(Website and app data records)
============================================================

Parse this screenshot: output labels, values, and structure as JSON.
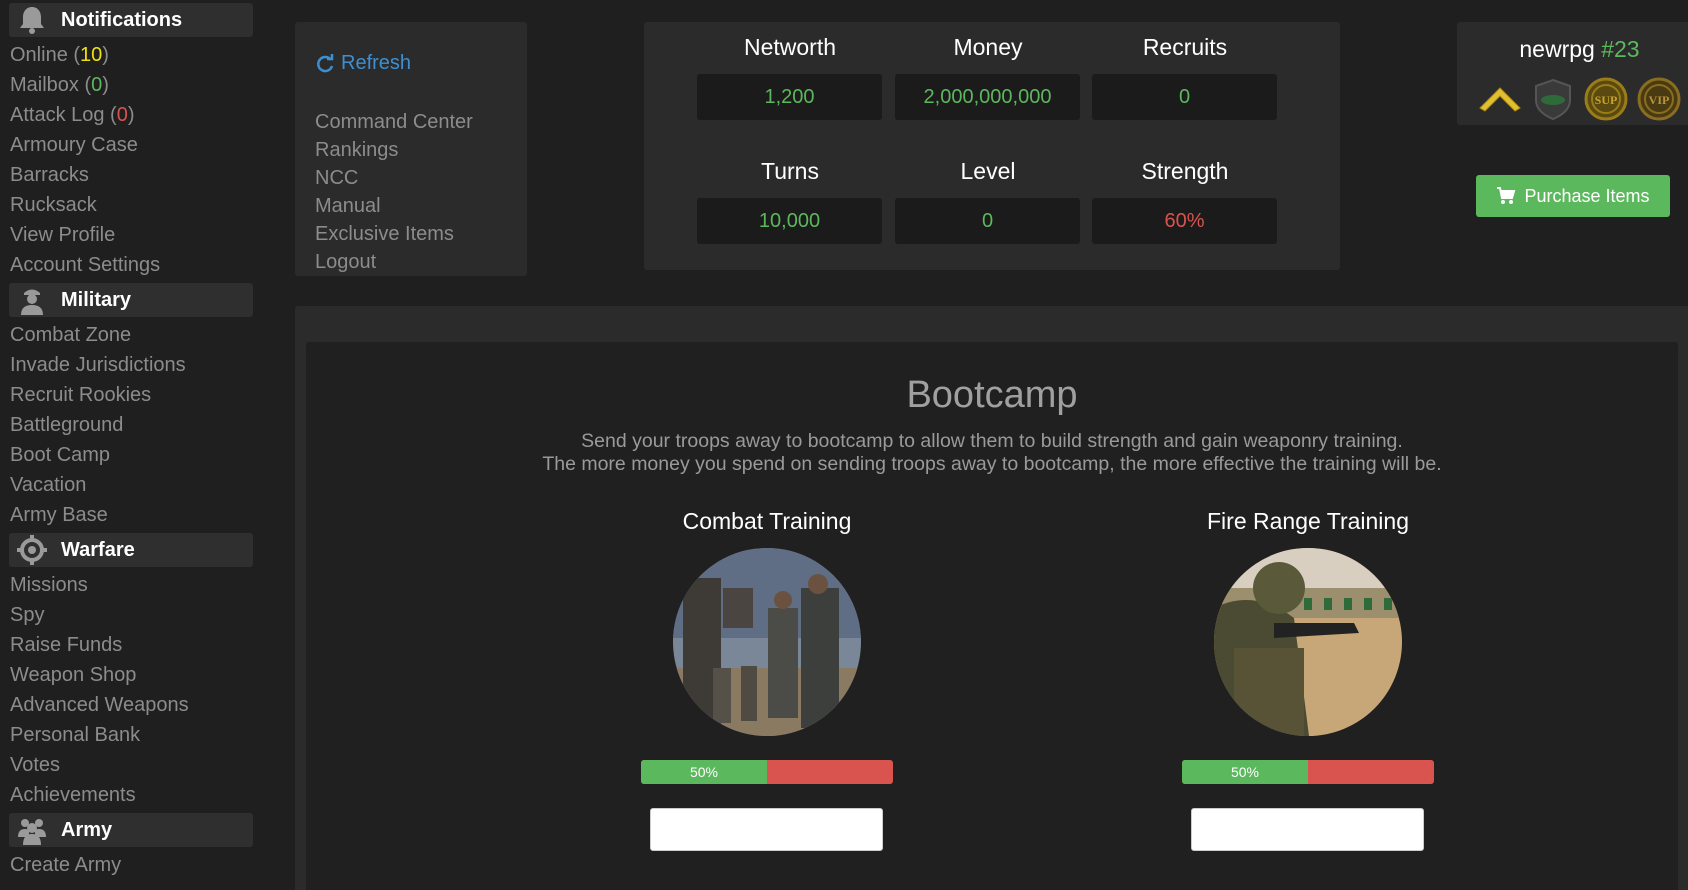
{
  "sidebar": {
    "notifications": {
      "title": "Notifications",
      "items": [
        {
          "label": "Online (",
          "count": "10",
          "suffix": ")",
          "count_color": "yellow"
        },
        {
          "label": "Mailbox (",
          "count": "0",
          "suffix": ")",
          "count_color": "green"
        },
        {
          "label": "Attack Log (",
          "count": "0",
          "suffix": ")",
          "count_color": "red"
        },
        {
          "label": "Armoury Case"
        },
        {
          "label": "Barracks"
        },
        {
          "label": "Rucksack"
        },
        {
          "label": "View Profile"
        },
        {
          "label": "Account Settings"
        }
      ]
    },
    "military": {
      "title": "Military",
      "items": [
        "Combat Zone",
        "Invade Jurisdictions",
        "Recruit Rookies",
        "Battleground",
        "Boot Camp",
        "Vacation",
        "Army Base"
      ]
    },
    "warfare": {
      "title": "Warfare",
      "items": [
        "Missions",
        "Spy",
        "Raise Funds",
        "Weapon Shop",
        "Advanced Weapons",
        "Personal Bank",
        "Votes",
        "Achievements"
      ]
    },
    "army": {
      "title": "Army",
      "items": [
        "Create Army"
      ]
    }
  },
  "quick_menu": {
    "refresh": "Refresh",
    "links": [
      "Command Center",
      "Rankings",
      "NCC",
      "Manual",
      "Exclusive Items",
      "Logout"
    ]
  },
  "stats": {
    "networth": {
      "label": "Networth",
      "value": "1,200"
    },
    "money": {
      "label": "Money",
      "value": "2,000,000,000"
    },
    "recruits": {
      "label": "Recruits",
      "value": "0"
    },
    "turns": {
      "label": "Turns",
      "value": "10,000"
    },
    "level": {
      "label": "Level",
      "value": "0"
    },
    "strength": {
      "label": "Strength",
      "value": "60%"
    }
  },
  "user": {
    "name": "newrpg",
    "rank": "#23",
    "badges": [
      "chevron-rank-icon",
      "police-badge-icon",
      "sup-badge-icon",
      "vip-badge-icon"
    ],
    "badge_text": {
      "sup": "SUP",
      "vip": "VIP"
    }
  },
  "purchase": {
    "label": "Purchase Items"
  },
  "bootcamp": {
    "title": "Bootcamp",
    "desc_line1": "Send your troops away to bootcamp to allow them to build strength and gain weaponry training.",
    "desc_line2": "The more money you spend on sending troops away to bootcamp, the more effective the training will be.",
    "combat": {
      "title": "Combat Training",
      "progress": 50,
      "progress_label": "50%",
      "input_value": ""
    },
    "fire_range": {
      "title": "Fire Range Training",
      "progress": 50,
      "progress_label": "50%",
      "input_value": ""
    }
  },
  "colors": {
    "green": "#5cb85c",
    "red": "#d9534f",
    "yellow": "#f0e010",
    "link_blue": "#3d8fd1",
    "panel": "#2b2b2b",
    "background": "#1f1f1f"
  }
}
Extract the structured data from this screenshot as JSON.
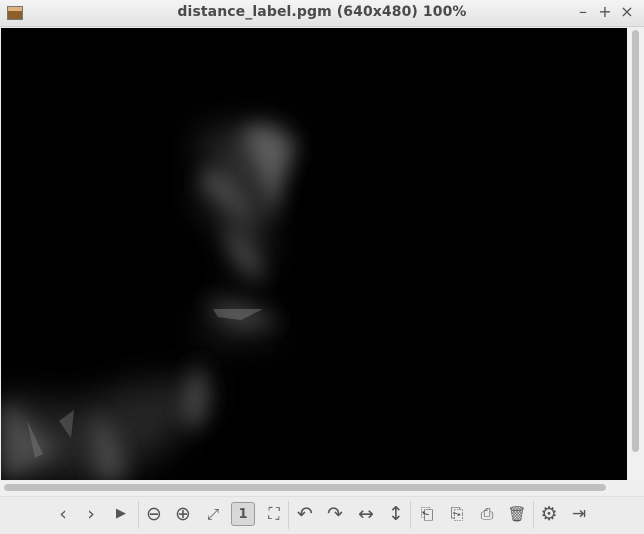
{
  "window": {
    "title": "distance_label.pgm (640x480) 100%",
    "controls": {
      "minimize": "–",
      "maximize": "+",
      "close": "×"
    }
  },
  "toolbar": {
    "prev": "‹",
    "next": "›",
    "play": "▶",
    "zoom_out": "⊖",
    "zoom_in": "⊕",
    "fit": "⤢",
    "original": "1",
    "fullscreen": "⛶",
    "rotate_ccw": "↶",
    "rotate_cw": "↷",
    "flip_h": "↔",
    "flip_v": "↕",
    "open": "⎗",
    "save": "⎘",
    "save_as": "⎙",
    "delete": "🗑",
    "settings": "⚙",
    "exit": "⇥"
  },
  "colors": {
    "accent": "#555555",
    "background": "#000000"
  }
}
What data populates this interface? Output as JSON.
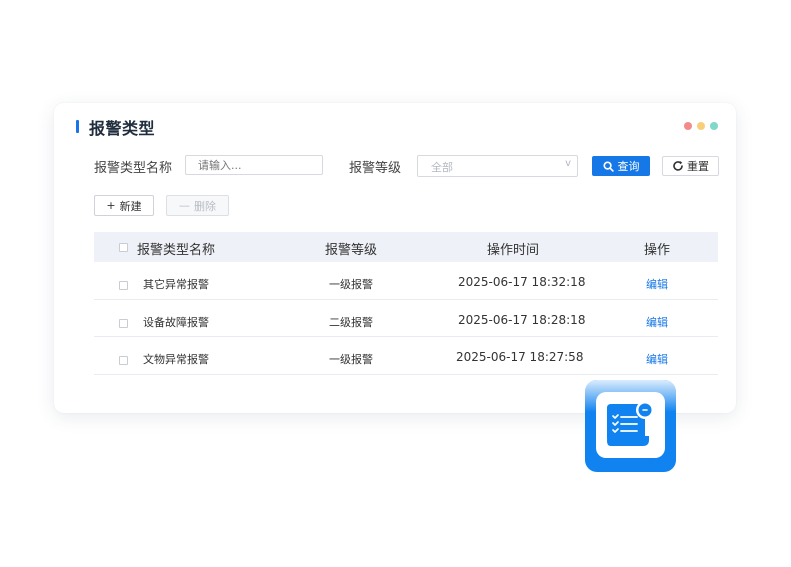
{
  "page": {
    "title": "报警类型",
    "window_dots": [
      "#f48b8b",
      "#f7cf7b",
      "#7fd8c8"
    ]
  },
  "filters": {
    "name_label": "报警类型名称",
    "name_placeholder": "请输入...",
    "level_label": "报警等级",
    "level_value": "全部",
    "level_arrow": "v",
    "query_label": "查询",
    "reset_label": "重置"
  },
  "toolbar": {
    "new_label": "新建",
    "new_symbol": "+",
    "delete_label": "删除",
    "delete_symbol": "—"
  },
  "table": {
    "columns": [
      "报警类型名称",
      "报警等级",
      "操作时间",
      "操作"
    ],
    "rows": [
      {
        "name": "其它异常报警",
        "level": "一级报警",
        "time": "2025-06-17 18:32:18",
        "action": "编辑"
      },
      {
        "name": "设备故障报警",
        "level": "二级报警",
        "time": "2025-06-17 18:28:18",
        "action": "编辑"
      },
      {
        "name": "文物异常报警",
        "level": "一级报警",
        "time": "2025-06-17 18:27:58",
        "action": "编辑"
      }
    ]
  },
  "colors": {
    "accent": "#1677e6",
    "header_bg": "#eef2f8"
  },
  "icons": {
    "app": "document-checklist-icon",
    "query": "search-icon",
    "reset": "refresh-icon"
  }
}
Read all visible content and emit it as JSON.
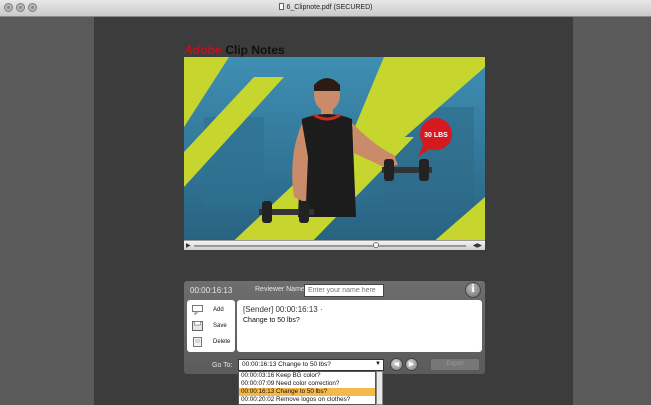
{
  "window": {
    "title": "6_Clipnote.pdf (SECURED)"
  },
  "header": {
    "brand_adobe": "Adobe",
    "brand_title": "Clip Notes"
  },
  "video": {
    "badge_text": "30 LBS",
    "playback_progress": 0.67
  },
  "panel": {
    "timecode": "00:00:16:13",
    "reviewer_label": "Reviewer Name",
    "reviewer_placeholder": "Enter your name here",
    "info_glyph": "i",
    "tools": [
      {
        "label": "Add",
        "icon": "add-note-icon"
      },
      {
        "label": "Save",
        "icon": "save-note-icon"
      },
      {
        "label": "Delete",
        "icon": "delete-note-icon"
      }
    ],
    "note": {
      "sender_line": "[Sender] 00:00:16:13 ·",
      "text": "Change to 50 lbs?"
    },
    "goto_label": "Go To:",
    "goto_selected": "00:00:16:13 Change to 50 lbs?",
    "goto_options": [
      "00:00:03:16 Keep BG color?",
      "00:00:07:09 Need color correction?",
      "00:00:16:13 Change to 50 lbs?",
      "00:00:20:02 Remove logos on clothes?"
    ],
    "goto_selected_index": 2,
    "export_label": "Export"
  },
  "colors": {
    "accent_red": "#c0121b",
    "selection": "#f5b94b",
    "video_green": "#c7d62f"
  }
}
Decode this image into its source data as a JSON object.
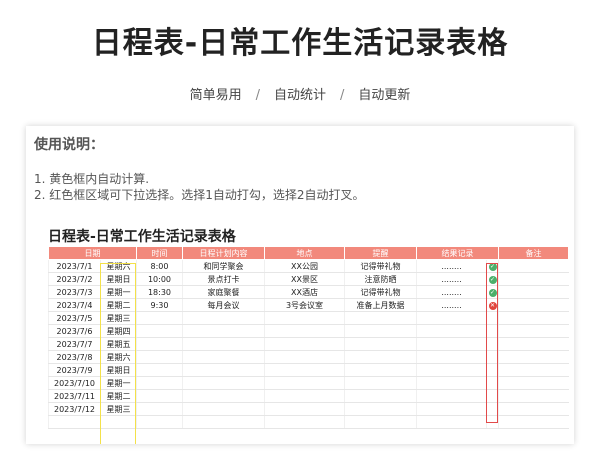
{
  "page": {
    "title": "日程表-日常工作生活记录表格",
    "subtitle": [
      "简单易用",
      "自动统计",
      "自动更新"
    ],
    "separator": "/"
  },
  "usage": {
    "title": "使用说明：",
    "lines": [
      "1. 黄色框内自动计算.",
      "2. 红色框区域可下拉选择。选择1自动打勾，选择2自动打叉。"
    ]
  },
  "table": {
    "title": "日程表-日常工作生活记录表格",
    "headers": [
      "日期",
      "",
      "时间",
      "日程计划内容",
      "地点",
      "提醒",
      "结果记录",
      "",
      "备注"
    ],
    "rows": [
      {
        "date": "2023/7/1",
        "weekday": "星期六",
        "time": "8:00",
        "plan": "和同学聚会",
        "place": "XX公园",
        "reminder": "记得带礼物",
        "result": "........",
        "mark": "ok",
        "note": ""
      },
      {
        "date": "2023/7/2",
        "weekday": "星期日",
        "time": "10:00",
        "plan": "景点打卡",
        "place": "XX景区",
        "reminder": "注意防晒",
        "result": "........",
        "mark": "ok",
        "note": ""
      },
      {
        "date": "2023/7/3",
        "weekday": "星期一",
        "time": "18:30",
        "plan": "家庭聚餐",
        "place": "XX酒店",
        "reminder": "记得带礼物",
        "result": "........",
        "mark": "ok",
        "note": ""
      },
      {
        "date": "2023/7/4",
        "weekday": "星期二",
        "time": "9:30",
        "plan": "每月会议",
        "place": "3号会议室",
        "reminder": "准备上月数据",
        "result": "........",
        "mark": "no",
        "note": ""
      },
      {
        "date": "2023/7/5",
        "weekday": "星期三",
        "time": "",
        "plan": "",
        "place": "",
        "reminder": "",
        "result": "",
        "mark": "",
        "note": ""
      },
      {
        "date": "2023/7/6",
        "weekday": "星期四",
        "time": "",
        "plan": "",
        "place": "",
        "reminder": "",
        "result": "",
        "mark": "",
        "note": ""
      },
      {
        "date": "2023/7/7",
        "weekday": "星期五",
        "time": "",
        "plan": "",
        "place": "",
        "reminder": "",
        "result": "",
        "mark": "",
        "note": ""
      },
      {
        "date": "2023/7/8",
        "weekday": "星期六",
        "time": "",
        "plan": "",
        "place": "",
        "reminder": "",
        "result": "",
        "mark": "",
        "note": ""
      },
      {
        "date": "2023/7/9",
        "weekday": "星期日",
        "time": "",
        "plan": "",
        "place": "",
        "reminder": "",
        "result": "",
        "mark": "",
        "note": ""
      },
      {
        "date": "2023/7/10",
        "weekday": "星期一",
        "time": "",
        "plan": "",
        "place": "",
        "reminder": "",
        "result": "",
        "mark": "",
        "note": ""
      },
      {
        "date": "2023/7/11",
        "weekday": "星期二",
        "time": "",
        "plan": "",
        "place": "",
        "reminder": "",
        "result": "",
        "mark": "",
        "note": ""
      },
      {
        "date": "2023/7/12",
        "weekday": "星期三",
        "time": "",
        "plan": "",
        "place": "",
        "reminder": "",
        "result": "",
        "mark": "",
        "note": ""
      },
      {
        "date": "",
        "weekday": "",
        "time": "",
        "plan": "",
        "place": "",
        "reminder": "",
        "result": "",
        "mark": "",
        "note": ""
      }
    ]
  },
  "icons": {
    "ok": "check-circle-icon",
    "no": "cross-circle-icon"
  },
  "colors": {
    "header": "#f2897c",
    "auto_box": "#f3e14a",
    "dropdown_box": "#e24a4a",
    "ok": "#4caf6a",
    "no": "#e0453c"
  }
}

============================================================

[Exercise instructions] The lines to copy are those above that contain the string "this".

[Reply to the task]
Parse this screenshot: output labels, values, and structure as JSON.
Extract the structured data from this screenshot as JSON.
What data populates this interface? Output as JSON.
Decode this image into its source data as a JSON object.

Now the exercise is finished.